→ What the task requires: Check each line of the records for "true"; collect those that have it.

→ Page and application data records:
++++++
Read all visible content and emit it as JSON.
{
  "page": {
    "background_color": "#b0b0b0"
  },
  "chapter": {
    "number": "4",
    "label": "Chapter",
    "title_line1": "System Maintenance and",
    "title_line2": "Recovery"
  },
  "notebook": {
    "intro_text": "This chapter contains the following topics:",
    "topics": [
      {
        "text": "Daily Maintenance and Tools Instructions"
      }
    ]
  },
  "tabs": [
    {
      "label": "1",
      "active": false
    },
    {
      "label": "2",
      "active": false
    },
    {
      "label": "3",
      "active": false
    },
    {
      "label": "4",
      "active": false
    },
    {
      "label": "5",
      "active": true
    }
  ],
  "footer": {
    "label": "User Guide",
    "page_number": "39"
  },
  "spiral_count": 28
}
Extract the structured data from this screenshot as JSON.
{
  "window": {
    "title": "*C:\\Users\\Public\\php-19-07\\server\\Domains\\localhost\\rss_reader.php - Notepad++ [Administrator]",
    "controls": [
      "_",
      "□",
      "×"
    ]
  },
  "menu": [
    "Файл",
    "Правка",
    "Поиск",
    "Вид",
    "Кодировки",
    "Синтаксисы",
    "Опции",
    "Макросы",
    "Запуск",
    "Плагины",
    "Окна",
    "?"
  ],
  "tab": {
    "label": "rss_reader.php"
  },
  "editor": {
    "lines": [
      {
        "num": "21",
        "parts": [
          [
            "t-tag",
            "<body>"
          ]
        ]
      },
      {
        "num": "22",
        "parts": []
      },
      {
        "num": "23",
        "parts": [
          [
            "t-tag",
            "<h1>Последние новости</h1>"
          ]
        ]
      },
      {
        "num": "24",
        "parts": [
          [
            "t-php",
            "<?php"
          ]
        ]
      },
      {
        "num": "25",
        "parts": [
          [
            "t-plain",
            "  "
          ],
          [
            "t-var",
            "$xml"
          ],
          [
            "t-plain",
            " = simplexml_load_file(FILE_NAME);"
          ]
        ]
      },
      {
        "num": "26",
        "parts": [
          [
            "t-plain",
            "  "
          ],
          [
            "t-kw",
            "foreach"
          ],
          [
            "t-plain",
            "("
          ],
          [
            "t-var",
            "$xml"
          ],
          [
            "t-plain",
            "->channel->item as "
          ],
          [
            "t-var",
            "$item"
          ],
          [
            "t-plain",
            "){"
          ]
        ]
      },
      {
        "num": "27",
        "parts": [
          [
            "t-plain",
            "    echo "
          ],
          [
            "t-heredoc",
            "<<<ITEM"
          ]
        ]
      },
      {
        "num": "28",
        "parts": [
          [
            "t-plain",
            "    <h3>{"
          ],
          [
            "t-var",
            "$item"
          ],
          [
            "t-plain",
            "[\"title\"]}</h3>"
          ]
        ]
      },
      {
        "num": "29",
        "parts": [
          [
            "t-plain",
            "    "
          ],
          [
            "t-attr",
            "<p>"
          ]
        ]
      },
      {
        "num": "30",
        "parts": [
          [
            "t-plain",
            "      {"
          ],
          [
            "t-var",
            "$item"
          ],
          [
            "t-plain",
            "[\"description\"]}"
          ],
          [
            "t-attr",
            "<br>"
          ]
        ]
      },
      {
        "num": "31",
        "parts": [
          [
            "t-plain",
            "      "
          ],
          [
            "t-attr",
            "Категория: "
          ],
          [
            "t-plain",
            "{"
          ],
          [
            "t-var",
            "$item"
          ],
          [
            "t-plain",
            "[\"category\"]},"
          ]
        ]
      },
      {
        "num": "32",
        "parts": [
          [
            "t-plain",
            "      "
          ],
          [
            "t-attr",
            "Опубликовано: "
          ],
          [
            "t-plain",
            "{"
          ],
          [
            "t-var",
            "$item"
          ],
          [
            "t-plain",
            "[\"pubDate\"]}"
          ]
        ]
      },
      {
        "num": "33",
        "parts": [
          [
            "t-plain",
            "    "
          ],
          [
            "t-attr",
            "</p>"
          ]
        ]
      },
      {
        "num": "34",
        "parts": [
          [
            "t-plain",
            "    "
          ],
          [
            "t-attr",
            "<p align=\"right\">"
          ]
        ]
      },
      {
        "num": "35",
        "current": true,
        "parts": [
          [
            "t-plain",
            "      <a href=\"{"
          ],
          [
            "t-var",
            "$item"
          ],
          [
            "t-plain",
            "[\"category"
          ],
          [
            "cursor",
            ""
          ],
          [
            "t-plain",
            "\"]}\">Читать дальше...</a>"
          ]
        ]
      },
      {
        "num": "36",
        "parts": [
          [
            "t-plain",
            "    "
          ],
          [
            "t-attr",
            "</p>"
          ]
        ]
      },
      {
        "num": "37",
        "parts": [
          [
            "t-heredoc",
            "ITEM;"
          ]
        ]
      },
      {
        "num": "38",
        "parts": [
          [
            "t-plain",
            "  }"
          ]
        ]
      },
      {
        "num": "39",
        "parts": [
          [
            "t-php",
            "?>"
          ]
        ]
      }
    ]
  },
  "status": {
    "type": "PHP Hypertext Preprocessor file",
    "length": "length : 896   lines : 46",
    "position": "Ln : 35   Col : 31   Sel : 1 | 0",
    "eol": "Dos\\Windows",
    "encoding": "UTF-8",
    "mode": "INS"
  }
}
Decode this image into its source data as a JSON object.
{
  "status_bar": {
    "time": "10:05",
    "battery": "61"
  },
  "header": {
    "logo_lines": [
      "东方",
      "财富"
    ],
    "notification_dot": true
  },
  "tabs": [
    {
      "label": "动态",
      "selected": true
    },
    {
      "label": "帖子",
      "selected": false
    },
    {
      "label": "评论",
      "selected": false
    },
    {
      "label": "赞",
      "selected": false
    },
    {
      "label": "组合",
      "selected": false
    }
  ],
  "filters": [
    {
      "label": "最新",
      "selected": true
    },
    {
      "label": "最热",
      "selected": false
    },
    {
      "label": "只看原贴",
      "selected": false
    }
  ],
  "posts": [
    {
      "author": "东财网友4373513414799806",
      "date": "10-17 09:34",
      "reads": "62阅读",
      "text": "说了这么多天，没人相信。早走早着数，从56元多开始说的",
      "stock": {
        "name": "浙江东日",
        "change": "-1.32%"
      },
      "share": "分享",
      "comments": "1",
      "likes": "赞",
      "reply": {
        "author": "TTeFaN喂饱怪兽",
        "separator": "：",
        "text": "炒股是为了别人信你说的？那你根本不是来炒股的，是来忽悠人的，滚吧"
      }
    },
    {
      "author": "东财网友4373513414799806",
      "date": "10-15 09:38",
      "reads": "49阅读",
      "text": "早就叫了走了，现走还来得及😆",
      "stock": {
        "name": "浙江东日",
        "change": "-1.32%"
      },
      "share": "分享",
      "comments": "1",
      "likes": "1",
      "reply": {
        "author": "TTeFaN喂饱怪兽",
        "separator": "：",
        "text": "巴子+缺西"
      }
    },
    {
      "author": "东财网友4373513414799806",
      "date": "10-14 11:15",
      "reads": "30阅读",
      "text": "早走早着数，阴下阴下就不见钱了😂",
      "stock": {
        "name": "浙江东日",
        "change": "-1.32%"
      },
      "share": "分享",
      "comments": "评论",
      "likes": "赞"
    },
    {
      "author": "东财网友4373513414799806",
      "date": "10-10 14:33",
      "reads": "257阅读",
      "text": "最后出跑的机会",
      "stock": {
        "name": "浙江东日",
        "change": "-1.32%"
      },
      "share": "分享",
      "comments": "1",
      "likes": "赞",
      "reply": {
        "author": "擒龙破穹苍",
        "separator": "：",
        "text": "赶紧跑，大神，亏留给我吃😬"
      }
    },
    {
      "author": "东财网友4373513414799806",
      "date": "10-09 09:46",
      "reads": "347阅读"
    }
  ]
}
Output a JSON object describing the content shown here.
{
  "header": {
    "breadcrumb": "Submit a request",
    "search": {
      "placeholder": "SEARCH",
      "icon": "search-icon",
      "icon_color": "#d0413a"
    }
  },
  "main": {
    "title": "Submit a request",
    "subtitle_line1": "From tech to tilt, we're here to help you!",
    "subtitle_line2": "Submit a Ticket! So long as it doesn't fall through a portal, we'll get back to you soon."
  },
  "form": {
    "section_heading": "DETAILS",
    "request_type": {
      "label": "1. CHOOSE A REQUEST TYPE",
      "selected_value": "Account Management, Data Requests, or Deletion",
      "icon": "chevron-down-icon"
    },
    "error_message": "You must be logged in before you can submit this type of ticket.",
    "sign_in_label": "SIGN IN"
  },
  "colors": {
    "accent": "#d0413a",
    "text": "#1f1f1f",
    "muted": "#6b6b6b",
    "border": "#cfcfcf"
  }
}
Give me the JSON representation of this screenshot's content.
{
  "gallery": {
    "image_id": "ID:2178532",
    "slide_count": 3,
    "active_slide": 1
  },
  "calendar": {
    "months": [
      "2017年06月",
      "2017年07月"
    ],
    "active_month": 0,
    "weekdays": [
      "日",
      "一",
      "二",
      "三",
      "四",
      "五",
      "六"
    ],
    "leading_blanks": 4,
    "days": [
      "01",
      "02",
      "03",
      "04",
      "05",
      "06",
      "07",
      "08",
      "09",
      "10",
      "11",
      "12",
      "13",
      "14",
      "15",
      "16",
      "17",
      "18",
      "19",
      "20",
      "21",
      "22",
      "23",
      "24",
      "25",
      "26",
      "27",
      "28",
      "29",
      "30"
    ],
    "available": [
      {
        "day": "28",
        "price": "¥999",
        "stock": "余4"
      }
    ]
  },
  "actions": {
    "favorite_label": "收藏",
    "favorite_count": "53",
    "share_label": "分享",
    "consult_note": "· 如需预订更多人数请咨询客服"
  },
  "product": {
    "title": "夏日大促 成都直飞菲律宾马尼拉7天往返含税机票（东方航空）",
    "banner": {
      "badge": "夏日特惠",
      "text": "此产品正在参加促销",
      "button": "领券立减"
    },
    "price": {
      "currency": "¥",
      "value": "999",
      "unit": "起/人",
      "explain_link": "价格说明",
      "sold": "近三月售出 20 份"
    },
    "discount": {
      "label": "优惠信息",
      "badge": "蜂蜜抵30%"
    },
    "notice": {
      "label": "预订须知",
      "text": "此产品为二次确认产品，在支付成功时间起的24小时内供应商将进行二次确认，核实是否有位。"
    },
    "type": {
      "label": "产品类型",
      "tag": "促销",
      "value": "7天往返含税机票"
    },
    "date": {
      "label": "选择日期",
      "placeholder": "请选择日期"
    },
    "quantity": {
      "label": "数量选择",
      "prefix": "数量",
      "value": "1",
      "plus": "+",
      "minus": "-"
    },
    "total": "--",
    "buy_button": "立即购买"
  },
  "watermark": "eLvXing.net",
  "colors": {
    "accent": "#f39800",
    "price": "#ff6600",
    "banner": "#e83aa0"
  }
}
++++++
→ Result below:
      "active": true
        "current": true,
    "notification_dot": true
      "selected": true
      "selected": true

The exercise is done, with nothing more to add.